The Survey Crew Chief supervises a field survey party. The Survey Crew Chief possesses the ability to perform field calculations and complete proper field surveying techniques. This individual is responsible for the effective performance, training, and safety of all members of a field survey party. The Survey Crew Chief possesses a general knowledge of land surveying principles and practices. Including a thorough knowledge of field surveying practices.
- Acts as Survey Crew Chief for a field survey crew engaged in making plane and/or geodetic surveys for construction, topographic, right-of-way, and control survey projects
- Participates in pre-survey planning meetings with project managers, resident engineers, and contractor representatives
- Assigns and monitors work, and provides input for evaluation of members of field survey crew
- Instructs and trains survey crew in survey methods, use of equipment, and field safety procedures
- Gathers field survey data through use of conventional and Global Positioning System (GPS) methods
- Operates and maintains surveying equipment responsibly, including electronic total station, data collector, and GPS equipment
- Prepares organized field notes and drawings
- Performs complex survey calculations, analyzes raw data for mathematical closure and geometric accuracy, and provides detailed survey notations of surveyed field work
- Researches existing record information, including record maps, plans, deeds, easements, and right-of-way documents
- Maintains field data records, survey project files, and indexing systems
- May perform mapping compliance or other related office survey duties as a temporary assignment in order to satisfy the training/experience requirement for the Professional Land Surveyor’s License
The work is performed outdoors in such areas as landfills, construction sites, in swamps, residential neighborhoods, roadway work zones, and wooded areas.
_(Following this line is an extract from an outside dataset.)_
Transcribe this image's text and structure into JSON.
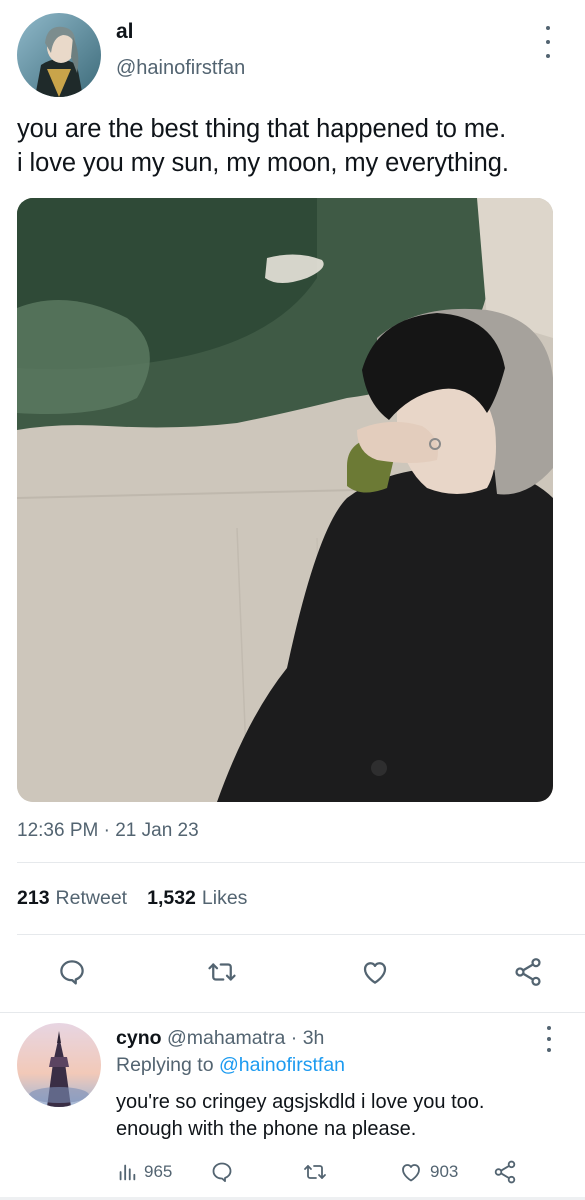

To perform the essential functions of the job, incumbents may be required to perform moderately strenuous tasks, such as lifting and carrying instruments weighing up to 50 pounds over rough terrain. Incumbents may also be required to clear vegetation, dig holes, and drive stakes with hand tools.
- Knowledge of the principles and practices of land surveying, with a working history in boundary, route/control, construction, data collection/topographic types of surveys
- Progressive experience with field surveying practices and techniques, including radial staking, uses and capabilities of survey instruments, including electronic total station, data collector, theodolites, network control stations, and GPS measuring equipment